NRF09: The Retail’s Big Show Wasn’t So Big

NRF 2009

NRF 2009

This was my fourth year attending NRF as a vendor and it was definitely one of the more unusual.   Despite some reports that I’ve seen, traffic on the exhibition was the lightest I’ve ever seen, and from talking to other people there, it’s the least traffic they can remember.  It’s clear that the difficult financial environment has made a real impact at this show.  While most of the regular retailers were there, they either had fewer people, or like one company I know of, canceled at the last moment.

That is not to say that it was a ghost town either.  It was clear which companies were doing relatively well and were looking to extend their lead through technical investments.  There was a good representation of the dollar stores, value priced retailers, etc.  It’s nice to see that someone is doing reasonably well in these difficult times.

The other thing that really resonated was what one of the Motorola folks told me, we are living in a “Do or Die” type of world.  In this retail environment you can make one of two choices, keep “Doing Something” to fight through the difficult times, or try to survive by not doing anything.  Although the second choice may seem prudent at first, it can easily turn in to the death of the company as their competitors continue to make improvement.

Many of the companies we talked to were clearly living this mantra, looking for incremental ways to improve their business, manage their inventory, and overall just do things better.  In our case these efforts are typically focused on mobile applications, providing better inventory management, pricing management, and customer interfacing.
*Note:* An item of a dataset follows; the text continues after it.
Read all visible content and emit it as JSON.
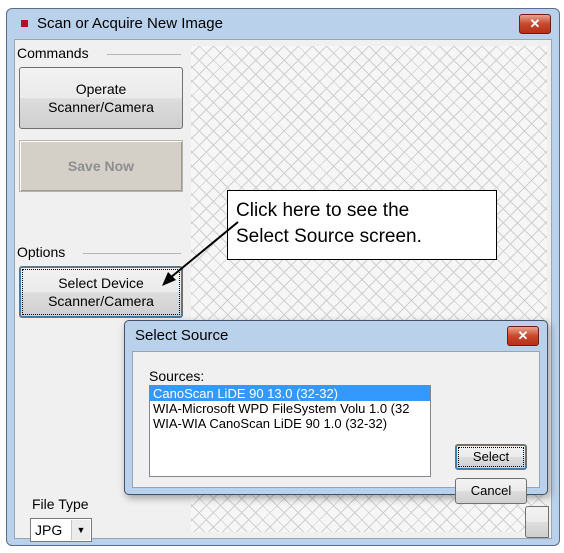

Clearly others are seeing this as an important area to invest as well.  As I walked around the floor there was a continued increase in the number of mobile software vendors and companies providing mobile extensions to their existing products such as allowing mobile access to their POS and back-end systems.  Clearly there is a real movement to deploy more mobile retail applications.

I also saw a lot more hardware vendors providing their solutions.  Of course there were the big players such as Motorola (Symbol), Intermec, and Honeywell (formerly HHP), but there were many smaller vendors pitching low cost and unique form factors.

NRF continues to be the one big must attend retail show of the year and of course we’ll be back again next year.  I just hope next year it returns to the levels of previous years.